*Assignment:*
A faithful, complete copy of the records is required.

*Supplied entries:*
== == ==

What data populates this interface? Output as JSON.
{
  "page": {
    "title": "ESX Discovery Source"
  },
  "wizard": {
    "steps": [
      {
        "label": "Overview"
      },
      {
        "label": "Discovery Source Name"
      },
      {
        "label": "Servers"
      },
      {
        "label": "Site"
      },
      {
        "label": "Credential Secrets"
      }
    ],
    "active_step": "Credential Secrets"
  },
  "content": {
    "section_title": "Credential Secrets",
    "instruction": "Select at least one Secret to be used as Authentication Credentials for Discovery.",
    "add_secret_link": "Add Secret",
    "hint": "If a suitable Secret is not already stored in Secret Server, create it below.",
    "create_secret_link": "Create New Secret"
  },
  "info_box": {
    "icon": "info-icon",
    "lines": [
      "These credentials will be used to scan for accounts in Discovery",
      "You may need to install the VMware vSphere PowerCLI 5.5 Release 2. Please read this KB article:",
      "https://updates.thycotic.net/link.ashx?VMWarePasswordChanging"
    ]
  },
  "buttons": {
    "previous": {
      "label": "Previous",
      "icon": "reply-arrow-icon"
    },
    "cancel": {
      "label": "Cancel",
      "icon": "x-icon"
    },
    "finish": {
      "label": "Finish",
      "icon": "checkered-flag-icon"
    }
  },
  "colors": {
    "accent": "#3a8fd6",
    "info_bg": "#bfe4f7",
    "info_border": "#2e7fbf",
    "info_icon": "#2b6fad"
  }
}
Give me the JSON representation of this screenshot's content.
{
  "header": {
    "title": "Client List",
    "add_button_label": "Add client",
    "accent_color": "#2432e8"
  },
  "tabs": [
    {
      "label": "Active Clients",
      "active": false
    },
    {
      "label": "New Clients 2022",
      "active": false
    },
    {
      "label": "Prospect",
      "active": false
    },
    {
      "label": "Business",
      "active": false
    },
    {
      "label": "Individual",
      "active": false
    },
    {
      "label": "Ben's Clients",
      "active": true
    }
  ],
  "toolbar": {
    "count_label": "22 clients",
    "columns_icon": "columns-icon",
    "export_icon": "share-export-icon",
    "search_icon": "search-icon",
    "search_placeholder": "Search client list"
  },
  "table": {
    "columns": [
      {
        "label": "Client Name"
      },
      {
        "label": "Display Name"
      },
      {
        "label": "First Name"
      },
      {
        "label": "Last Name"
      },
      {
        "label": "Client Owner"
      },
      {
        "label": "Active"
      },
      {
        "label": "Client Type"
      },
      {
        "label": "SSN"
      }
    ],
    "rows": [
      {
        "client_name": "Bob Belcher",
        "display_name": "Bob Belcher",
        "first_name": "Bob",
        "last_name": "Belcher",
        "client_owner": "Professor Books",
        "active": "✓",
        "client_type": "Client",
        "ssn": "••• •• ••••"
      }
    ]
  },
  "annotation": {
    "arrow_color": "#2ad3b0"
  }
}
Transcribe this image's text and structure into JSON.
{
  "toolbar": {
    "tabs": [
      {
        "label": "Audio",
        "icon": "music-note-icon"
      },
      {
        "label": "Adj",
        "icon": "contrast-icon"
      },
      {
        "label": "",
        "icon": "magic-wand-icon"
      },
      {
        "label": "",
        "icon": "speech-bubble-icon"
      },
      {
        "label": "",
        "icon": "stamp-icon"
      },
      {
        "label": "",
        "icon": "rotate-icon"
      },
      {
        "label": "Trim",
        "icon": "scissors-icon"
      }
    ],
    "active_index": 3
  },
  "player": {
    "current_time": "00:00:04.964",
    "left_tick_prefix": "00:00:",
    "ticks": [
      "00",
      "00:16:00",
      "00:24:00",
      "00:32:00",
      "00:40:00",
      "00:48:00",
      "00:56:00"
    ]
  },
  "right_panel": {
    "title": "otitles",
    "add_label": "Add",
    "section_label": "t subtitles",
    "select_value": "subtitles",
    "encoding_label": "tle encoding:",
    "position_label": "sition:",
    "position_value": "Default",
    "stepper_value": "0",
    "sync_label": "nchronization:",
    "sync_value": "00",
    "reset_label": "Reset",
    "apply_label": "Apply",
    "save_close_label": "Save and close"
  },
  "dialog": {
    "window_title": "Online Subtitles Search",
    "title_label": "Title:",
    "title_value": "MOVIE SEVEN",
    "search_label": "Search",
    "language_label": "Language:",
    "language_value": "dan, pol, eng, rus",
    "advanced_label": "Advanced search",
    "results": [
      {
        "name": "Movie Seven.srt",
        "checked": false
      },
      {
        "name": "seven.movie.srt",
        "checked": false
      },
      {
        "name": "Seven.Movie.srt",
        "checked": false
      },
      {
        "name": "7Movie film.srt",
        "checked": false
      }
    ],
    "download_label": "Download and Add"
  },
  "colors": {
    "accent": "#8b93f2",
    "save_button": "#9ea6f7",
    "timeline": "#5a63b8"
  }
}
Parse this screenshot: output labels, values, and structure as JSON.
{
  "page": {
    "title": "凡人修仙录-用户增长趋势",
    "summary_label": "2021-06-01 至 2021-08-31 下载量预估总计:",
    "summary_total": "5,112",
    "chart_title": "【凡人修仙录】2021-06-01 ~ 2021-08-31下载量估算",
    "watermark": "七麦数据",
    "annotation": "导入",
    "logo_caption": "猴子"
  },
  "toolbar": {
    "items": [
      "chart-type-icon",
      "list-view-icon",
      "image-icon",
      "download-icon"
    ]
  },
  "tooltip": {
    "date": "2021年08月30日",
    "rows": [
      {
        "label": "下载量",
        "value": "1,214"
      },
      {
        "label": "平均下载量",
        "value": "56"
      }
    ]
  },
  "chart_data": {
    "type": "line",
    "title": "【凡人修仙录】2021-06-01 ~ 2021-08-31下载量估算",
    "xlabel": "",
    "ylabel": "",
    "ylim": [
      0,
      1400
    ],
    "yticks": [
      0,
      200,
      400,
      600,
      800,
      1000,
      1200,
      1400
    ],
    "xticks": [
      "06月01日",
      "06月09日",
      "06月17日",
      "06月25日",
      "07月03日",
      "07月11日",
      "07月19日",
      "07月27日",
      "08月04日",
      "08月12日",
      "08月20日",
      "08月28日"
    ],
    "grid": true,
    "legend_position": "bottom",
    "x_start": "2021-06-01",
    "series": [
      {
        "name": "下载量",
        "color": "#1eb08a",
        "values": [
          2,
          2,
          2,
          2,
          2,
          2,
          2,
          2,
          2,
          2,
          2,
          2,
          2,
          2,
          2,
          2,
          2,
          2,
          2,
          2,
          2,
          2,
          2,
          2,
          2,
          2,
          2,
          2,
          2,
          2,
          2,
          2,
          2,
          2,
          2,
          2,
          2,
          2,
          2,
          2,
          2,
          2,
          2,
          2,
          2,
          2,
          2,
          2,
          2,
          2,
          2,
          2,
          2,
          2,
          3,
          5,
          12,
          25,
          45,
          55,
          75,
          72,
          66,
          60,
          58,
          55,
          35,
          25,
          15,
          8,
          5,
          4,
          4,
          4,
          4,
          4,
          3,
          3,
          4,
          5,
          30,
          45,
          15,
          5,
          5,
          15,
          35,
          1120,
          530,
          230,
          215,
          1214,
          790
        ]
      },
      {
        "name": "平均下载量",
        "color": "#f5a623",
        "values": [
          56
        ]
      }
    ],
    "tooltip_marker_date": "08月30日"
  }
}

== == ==

*Exercise answer:*
What data populates this interface? Output as JSON.
{
  "page": {
    "title": "ESX Discovery Source"
  },
  "wizard": {
    "steps": [
      {
        "label": "Overview"
      },
      {
        "label": "Discovery Source Name"
      },
      {
        "label": "Servers"
      },
      {
        "label": "Site"
      },
      {
        "label": "Credential Secrets"
      }
    ],
    "active_step": "Credential Secrets"
  },
  "content": {
    "section_title": "Credential Secrets",
    "instruction": "Select at least one Secret to be used as Authentication Credentials for Discovery.",
    "add_secret_link": "Add Secret",
    "hint": "If a suitable Secret is not already stored in Secret Server, create it below.",
    "create_secret_link": "Create New Secret"
  },
  "info_box": {
    "icon": "info-icon",
    "lines": [
      "These credentials will be used to scan for accounts in Discovery",
      "You may need to install the VMware vSphere PowerCLI 5.5 Release 2. Please read this KB article:",
      "https://updates.thycotic.net/link.ashx?VMWarePasswordChanging"
    ]
  },
  "buttons": {
    "previous": {
      "label": "Previous",
      "icon": "reply-arrow-icon"
    },
    "cancel": {
      "label": "Cancel",
      "icon": "x-icon"
    },
    "finish": {
      "label": "Finish",
      "icon": "checkered-flag-icon"
    }
  },
  "colors": {
    "accent": "#3a8fd6",
    "info_bg": "#bfe4f7",
    "info_border": "#2e7fbf",
    "info_icon": "#2b6fad"
  }
}
Give me the JSON representation of this screenshot's content.
{
  "header": {
    "title": "Client List",
    "add_button_label": "Add client",
    "accent_color": "#2432e8"
  },
  "tabs": [
    {
      "label": "Active Clients",
      "active": false
    },
    {
      "label": "New Clients 2022",
      "active": false
    },
    {
      "label": "Prospect",
      "active": false
    },
    {
      "label": "Business",
      "active": false
    },
    {
      "label": "Individual",
      "active": false
    },
    {
      "label": "Ben's Clients",
      "active": true
    }
  ],
  "toolbar": {
    "count_label": "22 clients",
    "columns_icon": "columns-icon",
    "export_icon": "share-export-icon",
    "search_icon": "search-icon",
    "search_placeholder": "Search client list"
  },
  "table": {
    "columns": [
      {
        "label": "Client Name"
      },
      {
        "label": "Display Name"
      },
      {
        "label": "First Name"
      },
      {
        "label": "Last Name"
      },
      {
        "label": "Client Owner"
      },
      {
        "label": "Active"
      },
      {
        "label": "Client Type"
      },
      {
        "label": "SSN"
      }
    ],
    "rows": [
      {
        "client_name": "Bob Belcher",
        "display_name": "Bob Belcher",
        "first_name": "Bob",
        "last_name": "Belcher",
        "client_owner": "Professor Books",
        "active": "✓",
        "client_type": "Client",
        "ssn": "••• •• ••••"
      }
    ]
  },
  "annotation": {
    "arrow_color": "#2ad3b0"
  }
}
Transcribe this image's text and structure into JSON.
{
  "toolbar": {
    "tabs": [
      {
        "label": "Audio",
        "icon": "music-note-icon"
      },
      {
        "label": "Adj",
        "icon": "contrast-icon"
      },
      {
        "label": "",
        "icon": "magic-wand-icon"
      },
      {
        "label": "",
        "icon": "speech-bubble-icon"
      },
      {
        "label": "",
        "icon": "stamp-icon"
      },
      {
        "label": "",
        "icon": "rotate-icon"
      },
      {
        "label": "Trim",
        "icon": "scissors-icon"
      }
    ],
    "active_index": 3
  },
  "player": {
    "current_time": "00:00:04.964",
    "left_tick_prefix": "00:00:",
    "ticks": [
      "00",
      "00:16:00",
      "00:24:00",
      "00:32:00",
      "00:40:00",
      "00:48:00",
      "00:56:00"
    ]
  },
  "right_panel": {
    "title": "otitles",
    "add_label": "Add",
    "section_label": "t subtitles",
    "select_value": "subtitles",
    "encoding_label": "tle encoding:",
    "position_label": "sition:",
    "position_value": "Default",
    "stepper_value": "0",
    "sync_label": "nchronization:",
    "sync_value": "00",
    "reset_label": "Reset",
    "apply_label": "Apply",
    "save_close_label": "Save and close"
  },
  "dialog": {
    "window_title": "Online Subtitles Search",
    "title_label": "Title:",
    "title_value": "MOVIE SEVEN",
    "search_label": "Search",
    "language_label": "Language:",
    "language_value": "dan, pol, eng, rus",
    "advanced_label": "Advanced search",
    "results": [
      {
        "name": "Movie Seven.srt",
        "checked": false
      },
      {
        "name": "seven.movie.srt",
        "checked": false
      },
      {
        "name": "Seven.Movie.srt",
        "checked": false
      },
      {
        "name": "7Movie film.srt",
        "checked": false
      }
    ],
    "download_label": "Download and Add"
  },
  "colors": {
    "accent": "#8b93f2",
    "save_button": "#9ea6f7",
    "timeline": "#5a63b8"
  }
}
Parse this screenshot: output labels, values, and structure as JSON.
{
  "page": {
    "title": "凡人修仙录-用户增长趋势",
    "summary_label": "2021-06-01 至 2021-08-31 下载量预估总计:",
    "summary_total": "5,112",
    "chart_title": "【凡人修仙录】2021-06-01 ~ 2021-08-31下载量估算",
    "watermark": "七麦数据",
    "annotation": "导入",
    "logo_caption": "猴子"
  },
  "toolbar": {
    "items": [
      "chart-type-icon",
      "list-view-icon",
      "image-icon",
      "download-icon"
    ]
  },
  "tooltip": {
    "date": "2021年08月30日",
    "rows": [
      {
        "label": "下载量",
        "value": "1,214"
      },
      {
        "label": "平均下载量",
        "value": "56"
      }
    ]
  },
  "chart_data": {
    "type": "line",
    "title": "【凡人修仙录】2021-06-01 ~ 2021-08-31下载量估算",
    "xlabel": "",
    "ylabel": "",
    "ylim": [
      0,
      1400
    ],
    "yticks": [
      0,
      200,
      400,
      600,
      800,
      1000,
      1200,
      1400
    ],
    "xticks": [
      "06月01日",
      "06月09日",
      "06月17日",
      "06月25日",
      "07月03日",
      "07月11日",
      "07月19日",
      "07月27日",
      "08月04日",
      "08月12日",
      "08月20日",
      "08月28日"
    ],
    "grid": true,
    "legend_position": "bottom",
    "x_start": "2021-06-01",
    "series": [
      {
        "name": "下载量",
        "color": "#1eb08a",
        "values": [
          2,
          2,
          2,
          2,
          2,
          2,
          2,
          2,
          2,
          2,
          2,
          2,
          2,
          2,
          2,
          2,
          2,
          2,
          2,
          2,
          2,
          2,
          2,
          2,
          2,
          2,
          2,
          2,
          2,
          2,
          2,
          2,
          2,
          2,
          2,
          2,
          2,
          2,
          2,
          2,
          2,
          2,
          2,
          2,
          2,
          2,
          2,
          2,
          2,
          2,
          2,
          2,
          2,
          2,
          3,
          5,
          12,
          25,
          45,
          55,
          75,
          72,
          66,
          60,
          58,
          55,
          35,
          25,
          15,
          8,
          5,
          4,
          4,
          4,
          4,
          4,
          3,
          3,
          4,
          5,
          30,
          45,
          15,
          5,
          5,
          15,
          35,
          1120,
          530,
          230,
          215,
          1214,
          790
        ]
      },
      {
        "name": "平均下载量",
        "color": "#f5a623",
        "values": [
          56
        ]
      }
    ],
    "tooltip_marker_date": "08月30日"
  }
}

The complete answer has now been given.